Calvin Coolidge was president from 1923 until 1929. He left office with a smaller budget than when he began. His secret was a budget. He met with his budget committee almost weekly during his entire term. During that budget cutting era America enjoyed jobs growth and economic expansion. Coolidge was known as the ‘No’ president. Sometimes ‘no’ is the right answer. Parents say no to their children, congress should say no to constituents.
Coolidge also recognized a phenomenon that would later be illustrated in the Laffer Curve, a representation of the elasticity of tax rates. Coolidge said, “Experience does not show that higher tax rates produces larger tax revenue. Experience is all the other way.” Coolidge was successful in lowering the top tax rate to 25%, tax revenues increased, and a budget surplus was the result.
Most important to note is that Coolidge recognized that lower taxes takes the government out of the way of the people, and the people, properly inspired and encouraged, will grow the base on which taxes are assessed.

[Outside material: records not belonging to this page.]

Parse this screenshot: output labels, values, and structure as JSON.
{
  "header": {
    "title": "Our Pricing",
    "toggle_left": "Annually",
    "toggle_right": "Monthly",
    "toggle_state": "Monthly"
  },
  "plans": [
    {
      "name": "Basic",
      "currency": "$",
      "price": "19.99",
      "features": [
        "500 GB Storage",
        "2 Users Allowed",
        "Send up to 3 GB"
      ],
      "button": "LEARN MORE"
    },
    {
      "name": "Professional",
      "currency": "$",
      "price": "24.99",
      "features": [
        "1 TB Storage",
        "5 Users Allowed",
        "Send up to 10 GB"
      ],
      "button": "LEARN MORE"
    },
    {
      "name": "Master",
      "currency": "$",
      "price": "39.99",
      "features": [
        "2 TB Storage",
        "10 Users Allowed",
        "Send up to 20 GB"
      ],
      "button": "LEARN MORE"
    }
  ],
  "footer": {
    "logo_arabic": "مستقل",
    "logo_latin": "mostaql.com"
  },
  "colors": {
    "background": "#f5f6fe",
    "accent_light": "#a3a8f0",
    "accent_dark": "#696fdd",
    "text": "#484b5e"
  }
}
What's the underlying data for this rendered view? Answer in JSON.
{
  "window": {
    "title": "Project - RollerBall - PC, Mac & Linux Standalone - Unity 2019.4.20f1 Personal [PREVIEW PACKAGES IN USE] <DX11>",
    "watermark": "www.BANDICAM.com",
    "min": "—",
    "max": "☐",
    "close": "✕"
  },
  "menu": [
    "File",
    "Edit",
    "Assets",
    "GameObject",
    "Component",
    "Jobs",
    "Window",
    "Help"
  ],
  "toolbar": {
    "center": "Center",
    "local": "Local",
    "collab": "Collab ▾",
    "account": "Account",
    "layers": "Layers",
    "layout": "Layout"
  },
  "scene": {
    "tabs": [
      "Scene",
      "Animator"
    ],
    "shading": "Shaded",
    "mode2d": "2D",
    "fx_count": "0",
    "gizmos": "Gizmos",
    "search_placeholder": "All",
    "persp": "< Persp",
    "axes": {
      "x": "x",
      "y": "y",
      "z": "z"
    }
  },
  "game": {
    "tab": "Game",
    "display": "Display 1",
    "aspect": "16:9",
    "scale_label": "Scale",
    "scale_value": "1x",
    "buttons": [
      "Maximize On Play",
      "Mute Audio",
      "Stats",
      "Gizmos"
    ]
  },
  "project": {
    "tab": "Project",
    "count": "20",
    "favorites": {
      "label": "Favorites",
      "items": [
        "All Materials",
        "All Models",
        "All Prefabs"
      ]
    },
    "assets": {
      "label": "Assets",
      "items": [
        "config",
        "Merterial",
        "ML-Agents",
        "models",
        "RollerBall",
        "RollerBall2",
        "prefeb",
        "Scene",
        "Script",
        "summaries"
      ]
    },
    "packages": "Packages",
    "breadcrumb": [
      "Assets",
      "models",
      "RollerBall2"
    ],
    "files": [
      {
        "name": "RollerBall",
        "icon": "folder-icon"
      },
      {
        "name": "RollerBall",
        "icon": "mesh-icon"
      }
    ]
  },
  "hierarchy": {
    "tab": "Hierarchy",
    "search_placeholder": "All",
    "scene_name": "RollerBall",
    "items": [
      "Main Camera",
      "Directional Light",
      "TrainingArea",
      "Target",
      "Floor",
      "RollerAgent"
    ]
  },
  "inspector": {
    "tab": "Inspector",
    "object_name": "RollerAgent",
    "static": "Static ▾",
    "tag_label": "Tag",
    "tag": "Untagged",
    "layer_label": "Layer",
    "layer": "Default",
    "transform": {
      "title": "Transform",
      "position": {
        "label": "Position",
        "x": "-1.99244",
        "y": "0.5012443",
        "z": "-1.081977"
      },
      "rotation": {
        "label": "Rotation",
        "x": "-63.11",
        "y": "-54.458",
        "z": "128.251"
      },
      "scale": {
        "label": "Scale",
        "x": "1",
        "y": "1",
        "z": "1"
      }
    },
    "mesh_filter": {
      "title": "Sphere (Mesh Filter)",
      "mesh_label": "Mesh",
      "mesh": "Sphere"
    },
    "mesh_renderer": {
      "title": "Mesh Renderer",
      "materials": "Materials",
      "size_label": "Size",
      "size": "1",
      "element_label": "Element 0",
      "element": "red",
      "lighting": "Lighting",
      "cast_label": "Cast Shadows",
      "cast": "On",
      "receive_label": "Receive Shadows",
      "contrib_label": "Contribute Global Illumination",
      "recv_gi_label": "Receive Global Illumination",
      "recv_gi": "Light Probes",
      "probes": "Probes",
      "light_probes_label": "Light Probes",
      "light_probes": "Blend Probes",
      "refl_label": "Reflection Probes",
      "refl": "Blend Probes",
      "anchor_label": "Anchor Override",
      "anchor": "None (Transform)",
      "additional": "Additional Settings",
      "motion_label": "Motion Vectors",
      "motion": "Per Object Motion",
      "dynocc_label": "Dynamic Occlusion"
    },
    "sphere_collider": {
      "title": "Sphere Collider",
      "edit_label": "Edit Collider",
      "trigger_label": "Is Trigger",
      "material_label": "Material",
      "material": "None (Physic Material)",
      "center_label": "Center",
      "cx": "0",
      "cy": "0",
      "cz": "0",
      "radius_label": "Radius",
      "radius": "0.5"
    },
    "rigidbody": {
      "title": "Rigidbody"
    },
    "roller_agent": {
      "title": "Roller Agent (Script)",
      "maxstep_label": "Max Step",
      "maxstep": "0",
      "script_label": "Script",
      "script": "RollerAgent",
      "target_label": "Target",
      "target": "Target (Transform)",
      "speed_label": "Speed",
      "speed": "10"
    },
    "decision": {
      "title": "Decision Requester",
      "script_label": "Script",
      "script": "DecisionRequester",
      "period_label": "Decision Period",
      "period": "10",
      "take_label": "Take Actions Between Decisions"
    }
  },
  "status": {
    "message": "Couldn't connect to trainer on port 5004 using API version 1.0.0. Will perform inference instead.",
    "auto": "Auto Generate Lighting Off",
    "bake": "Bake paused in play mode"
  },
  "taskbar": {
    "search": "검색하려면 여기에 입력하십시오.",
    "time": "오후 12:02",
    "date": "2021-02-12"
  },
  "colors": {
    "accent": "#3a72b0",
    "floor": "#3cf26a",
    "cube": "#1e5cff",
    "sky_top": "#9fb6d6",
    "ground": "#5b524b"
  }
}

President Kennedy later recognized the same phenomena and is famously quoted as saying, “It is a paradoxical truth that tax rates are too high and tax revenues are too low and the soundest way to raise the revenues in the long run is to cut the rates now … Cutting taxes now is not to incur a budget deficit, but to achieve the more prosperous, expanding economy which can bring a budget surplus.”
So, with all this evidence to support the fact that lower taxes result in higher tax revenues, one must wonder why so many legislatures continue to promote higher taxes. Do they want more revenue or more control?